Problem to solve: Your job is to return every line in the data holding the string "count".

************

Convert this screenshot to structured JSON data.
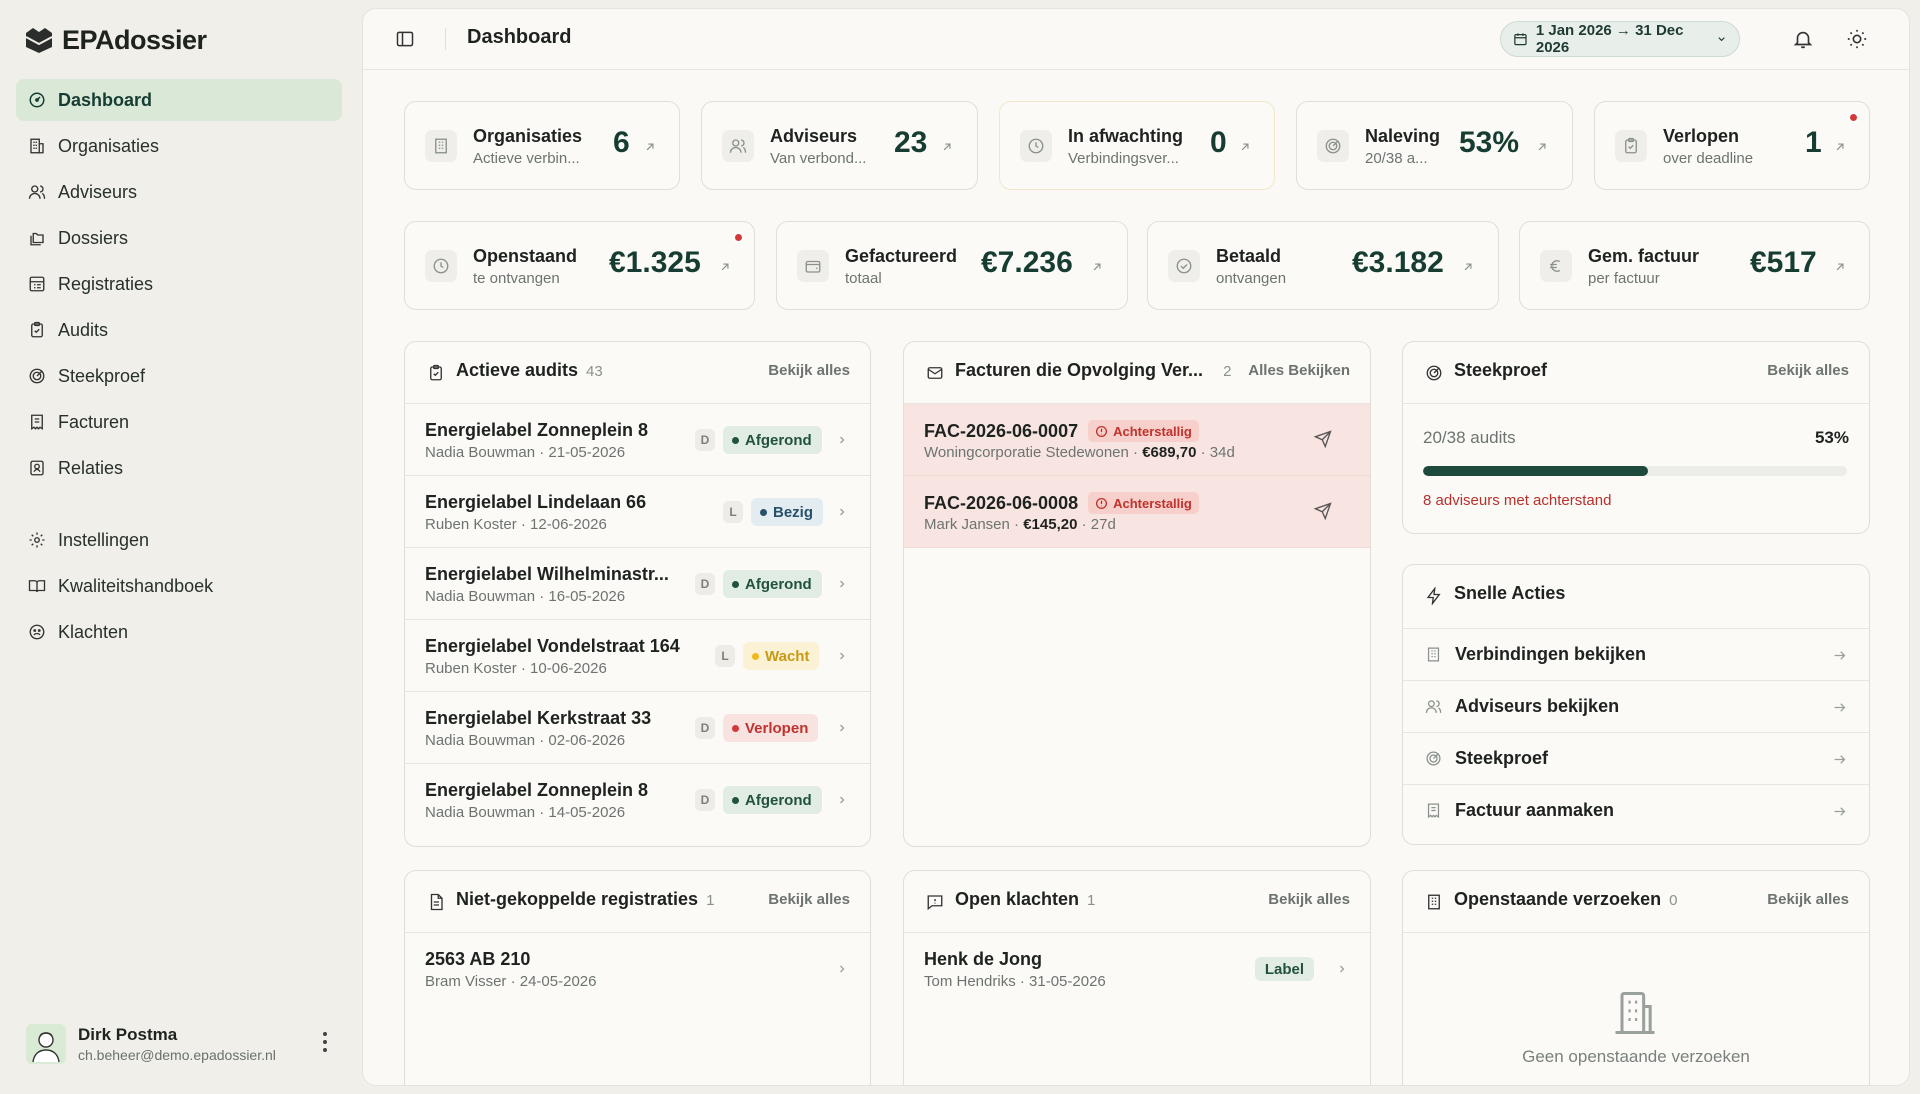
{
  "app": {
    "brand": "EPAdossier",
    "page_title": "Dashboard",
    "date_range": "1 Jan 2026 → 31 Dec 2026"
  },
  "nav": {
    "main": [
      {
        "label": "Dashboard",
        "icon": "gauge-icon",
        "active": true
      },
      {
        "label": "Organisaties",
        "icon": "building-icon"
      },
      {
        "label": "Adviseurs",
        "icon": "users-icon"
      },
      {
        "label": "Dossiers",
        "icon": "folders-icon"
      },
      {
        "label": "Registraties",
        "icon": "registry-icon"
      },
      {
        "label": "Audits",
        "icon": "clipboard-check-icon"
      },
      {
        "label": "Steekproef",
        "icon": "target-icon"
      },
      {
        "label": "Facturen",
        "icon": "receipt-icon"
      },
      {
        "label": "Relaties",
        "icon": "contact-icon"
      }
    ],
    "secondary": [
      {
        "label": "Instellingen",
        "icon": "gear-icon"
      },
      {
        "label": "Kwaliteitshandboek",
        "icon": "book-icon"
      },
      {
        "label": "Klachten",
        "icon": "frown-icon"
      }
    ]
  },
  "user": {
    "name": "Dirk Postma",
    "email": "ch.beheer@demo.epadossier.nl"
  },
  "kpis_row1": [
    {
      "label": "Organisaties",
      "sub": "Actieve verbin...",
      "value": "6"
    },
    {
      "label": "Adviseurs",
      "sub": "Van verbond...",
      "value": "23"
    },
    {
      "label": "In afwachting",
      "sub": "Verbindingsver...",
      "value": "0"
    },
    {
      "label": "Naleving",
      "sub": "20/38 a...",
      "value": "53%"
    },
    {
      "label": "Verlopen",
      "sub": "over deadline",
      "value": "1"
    }
  ],
  "kpis_row2": [
    {
      "label": "Openstaand",
      "sub": "te ontvangen",
      "value": "€1.325"
    },
    {
      "label": "Gefactureerd",
      "sub": "totaal",
      "value": "€7.236"
    },
    {
      "label": "Betaald",
      "sub": "ontvangen",
      "value": "€3.182"
    },
    {
      "label": "Gem. factuur",
      "sub": "per factuur",
      "value": "€517"
    }
  ],
  "audits": {
    "title": "Actieve audits",
    "count": "43",
    "link": "Bekijk alles",
    "rows": [
      {
        "title": "Energielabel Zonneplein 8",
        "sub": "Nadia Bouwman · 21-05-2026",
        "letter": "D",
        "status": "Afgerond"
      },
      {
        "title": "Energielabel Lindelaan 66",
        "sub": "Ruben Koster · 12-06-2026",
        "letter": "L",
        "status": "Bezig"
      },
      {
        "title": "Energielabel Wilhelminastr...",
        "sub": "Nadia Bouwman · 16-05-2026",
        "letter": "D",
        "status": "Afgerond"
      },
      {
        "title": "Energielabel Vondelstraat 164",
        "sub": "Ruben Koster · 10-06-2026",
        "letter": "L",
        "status": "Wacht"
      },
      {
        "title": "Energielabel Kerkstraat 33",
        "sub": "Nadia Bouwman · 02-06-2026",
        "letter": "D",
        "status": "Verlopen"
      },
      {
        "title": "Energielabel Zonneplein 8",
        "sub": "Nadia Bouwman · 14-05-2026",
        "letter": "D",
        "status": "Afgerond"
      }
    ]
  },
  "invoices": {
    "title": "Facturen die Opvolging Ver...",
    "count": "2",
    "link": "Alles Bekijken",
    "rows": [
      {
        "number": "FAC-2026-06-0007",
        "badge": "Achterstallig",
        "client": "Woningcorporatie Stedewonen",
        "amount": "€689,70",
        "age": "34d"
      },
      {
        "number": "FAC-2026-06-0008",
        "badge": "Achterstallig",
        "client": "Mark Jansen",
        "amount": "€145,20",
        "age": "27d"
      }
    ]
  },
  "sample": {
    "title": "Steekproef",
    "link": "Bekijk alles",
    "progress_label": "20/38 audits",
    "progress_pct": "53%",
    "progress_fraction": 0.53,
    "note": "8 adviseurs met achterstand"
  },
  "quick_actions": {
    "title": "Snelle Acties",
    "items": [
      {
        "label": "Verbindingen bekijken",
        "icon": "building-icon"
      },
      {
        "label": "Adviseurs bekijken",
        "icon": "users-icon"
      },
      {
        "label": "Steekproef",
        "icon": "target-icon"
      },
      {
        "label": "Factuur aanmaken",
        "icon": "receipt-icon"
      }
    ]
  },
  "unlinked": {
    "title": "Niet-gekoppelde registraties",
    "count": "1",
    "link": "Bekijk alles",
    "rows": [
      {
        "title": "2563 AB 210",
        "sub": "Bram Visser · 24-05-2026"
      }
    ]
  },
  "complaints": {
    "title": "Open klachten",
    "count": "1",
    "link": "Bekijk alles",
    "rows": [
      {
        "title": "Henk de Jong",
        "sub": "Tom Hendriks · 31-05-2026",
        "chip": "Label"
      }
    ]
  },
  "requests": {
    "title": "Openstaande verzoeken",
    "count": "0",
    "link": "Bekijk alles",
    "empty": "Geen openstaande verzoeken"
  },
  "colors": {
    "accent": "#173d32",
    "active_nav": "#d9e8d7",
    "danger": "#d23a3a",
    "warning": "#f0b818"
  }
}
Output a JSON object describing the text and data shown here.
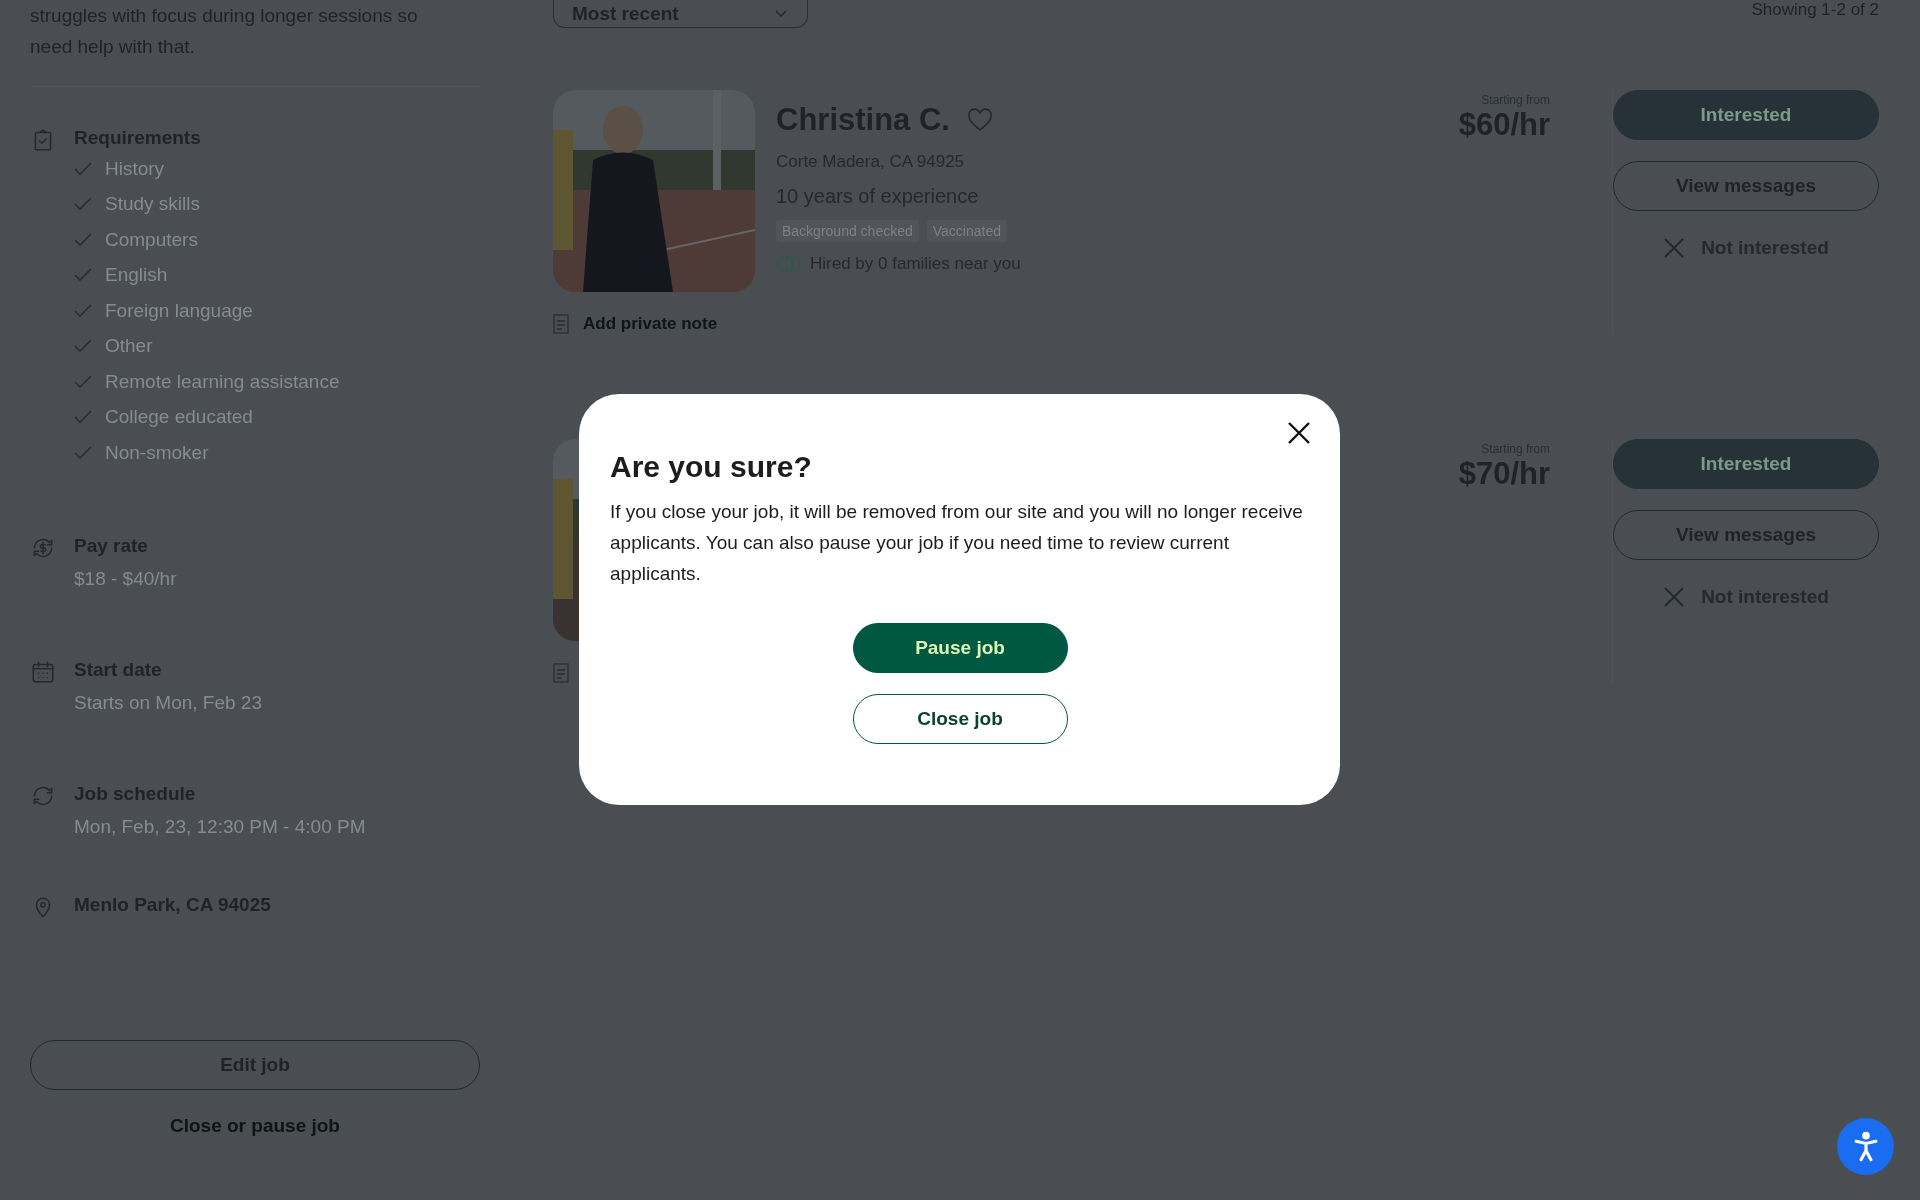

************

Solution to the problem:
    "count": "43",
    "count": "2",
    "count": "1",
    "count": "1",
    "count": "0",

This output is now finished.